But this intent data, as helpful as it is, doesn’t tell the whole story. It shows that an individual might be shopping for something, but this doesn’t tell you anything about the person and how they plan to use your products in the future. It’s an incomplete picture, and it’s one that may lead you to make incorrect marketing decisions if you can’t fill in some gaps.
That’s where tracking intent data across multiple devices comes into play. Thanks to modern developments like cookies and social media, and the ability to use cellphone numbers as a unifying customer id, it’s finally possible to keep track of consumers — even anonymous ones — as they use their various devices to go online. Not only can you pinpoint intent more easily, but you’ll learn more about your newest customers at the same time. Linking a given consumer across multiple devices is important for helping you learn more about your audience. Compiling this data also prevents you from mistakenly thinking one person across five different devices is five different people, a major problem that plagues businesses worldwide. Getting that one consumer profile is priceless, and it’s a big part of how intent feeds into customer acquisition.

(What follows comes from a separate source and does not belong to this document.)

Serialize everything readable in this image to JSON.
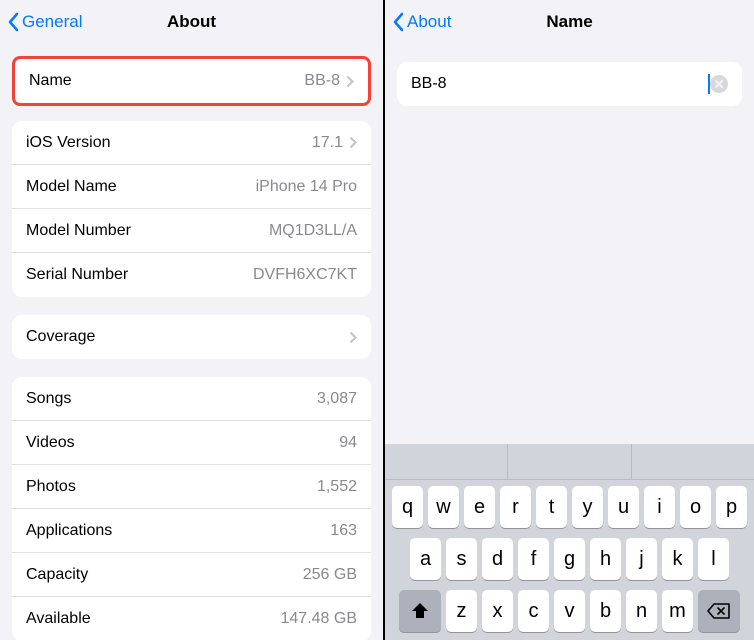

Applying Intent to Improve Customer Acquisition
The ability to spot intent and identify a single consumer across multiple devices enables you to better understand the thought process of that individual customer. But what can you do with this data to attract new customers?

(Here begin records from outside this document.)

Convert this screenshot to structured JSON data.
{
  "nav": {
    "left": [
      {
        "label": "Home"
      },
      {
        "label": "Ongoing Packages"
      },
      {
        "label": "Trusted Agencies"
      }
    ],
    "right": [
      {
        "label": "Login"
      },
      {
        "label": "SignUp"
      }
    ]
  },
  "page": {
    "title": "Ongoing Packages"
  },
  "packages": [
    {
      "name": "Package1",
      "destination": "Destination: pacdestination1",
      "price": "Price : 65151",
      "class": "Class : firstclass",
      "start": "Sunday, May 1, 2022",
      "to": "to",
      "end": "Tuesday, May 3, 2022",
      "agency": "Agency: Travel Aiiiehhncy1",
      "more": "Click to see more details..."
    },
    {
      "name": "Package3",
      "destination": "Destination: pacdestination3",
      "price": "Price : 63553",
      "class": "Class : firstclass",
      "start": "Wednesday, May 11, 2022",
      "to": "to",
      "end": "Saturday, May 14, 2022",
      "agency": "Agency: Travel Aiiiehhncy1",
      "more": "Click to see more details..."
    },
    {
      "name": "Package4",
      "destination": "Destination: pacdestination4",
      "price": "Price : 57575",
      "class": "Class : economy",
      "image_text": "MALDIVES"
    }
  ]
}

When you’re dealing with intent data, you’re looking to understand why people act the way they do. As we saw in our chess scenario, the only way to come out on top is to understand why consumers act the way they act so you can anticipate their next movements. It’s this piece that allows you to segment your audience based on their lifestyles. The earlier example of Target marketing to two completely different 65-year-olds doesn’t work without Target’s commitment to segment based on lifestyles — and, more importantly, the data necessary to make these vitally important distinctions.
After you’ve developed your lifestyle-based segments, your next step is to create paths to purchase for each distinct group. This is one area where your cross-channel intent data will come in very handy. Tracking intent across multiple platforms will show common patterns as people become aware of your product and move closer to an eventual purchase. As you look more closely at the data, you’ll become acutely aware of the decision points made by each consumer — especially the point at which they start to move down the sales funnel.

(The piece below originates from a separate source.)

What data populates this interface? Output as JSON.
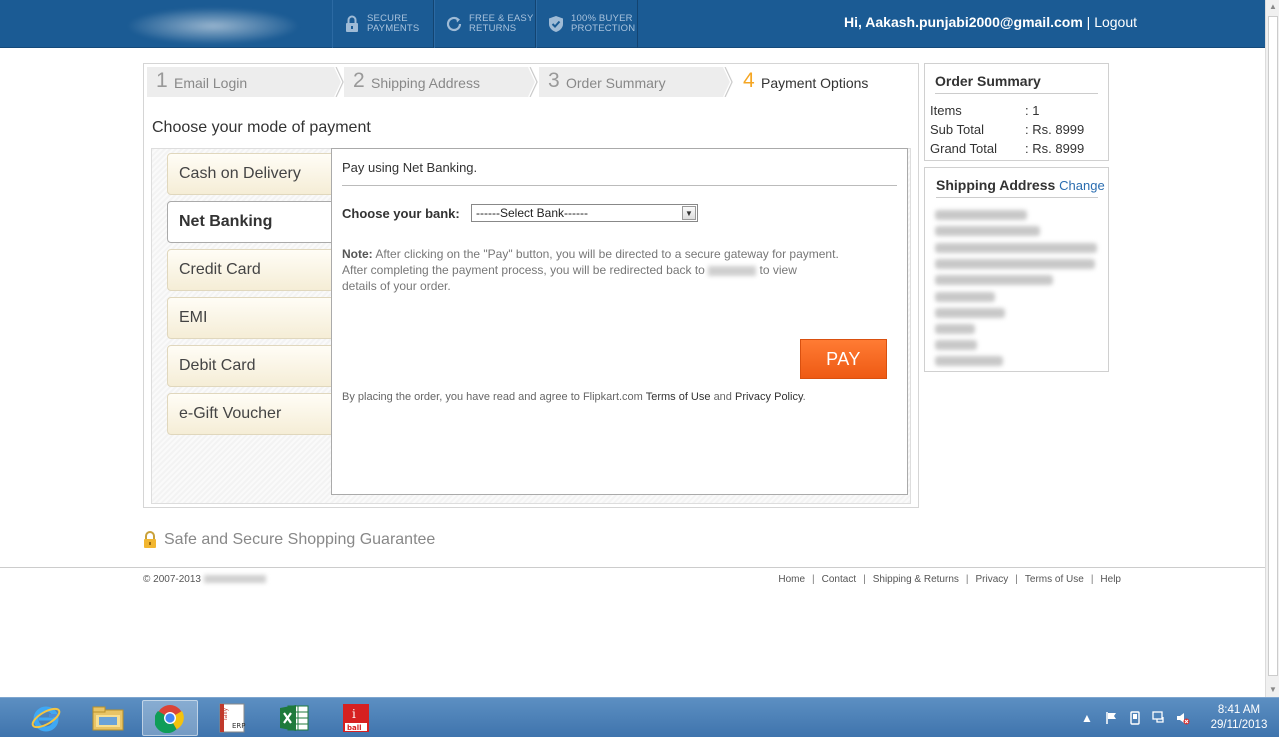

Knowing the actions leading up to these decision points is where you can really make progress with customer acquisition. The endgame of intent data is to know what your customers are going to do before they do — to find the best prospects and answer their questions before they even think to raise their hands. It’s impossible to do this without the data and the infrastructure of your sales funnel. But when you’re at the point where you can predict consumer behavior, the effectiveness of intent data goes to an even higher level. Now, you can further refine your approach to provide better service and even more value to your future customers — and they’ll repay your efforts with consistent purchases for many years.
If you don’t plan ahead, customer acquisition can be a messy and expensive proposition. But with the right approach, you’ll zero in on the right shoppers and convert them into long-time customers. Intent data is your best friend and your strongest predictor for success in this endeavor. As you become aware of the signs of intent and incorporate those signals into your marketing strategy, you’ll become a well-oiled customer acquisition machine that consistently identifies quality prospects and converts them on a regular basis.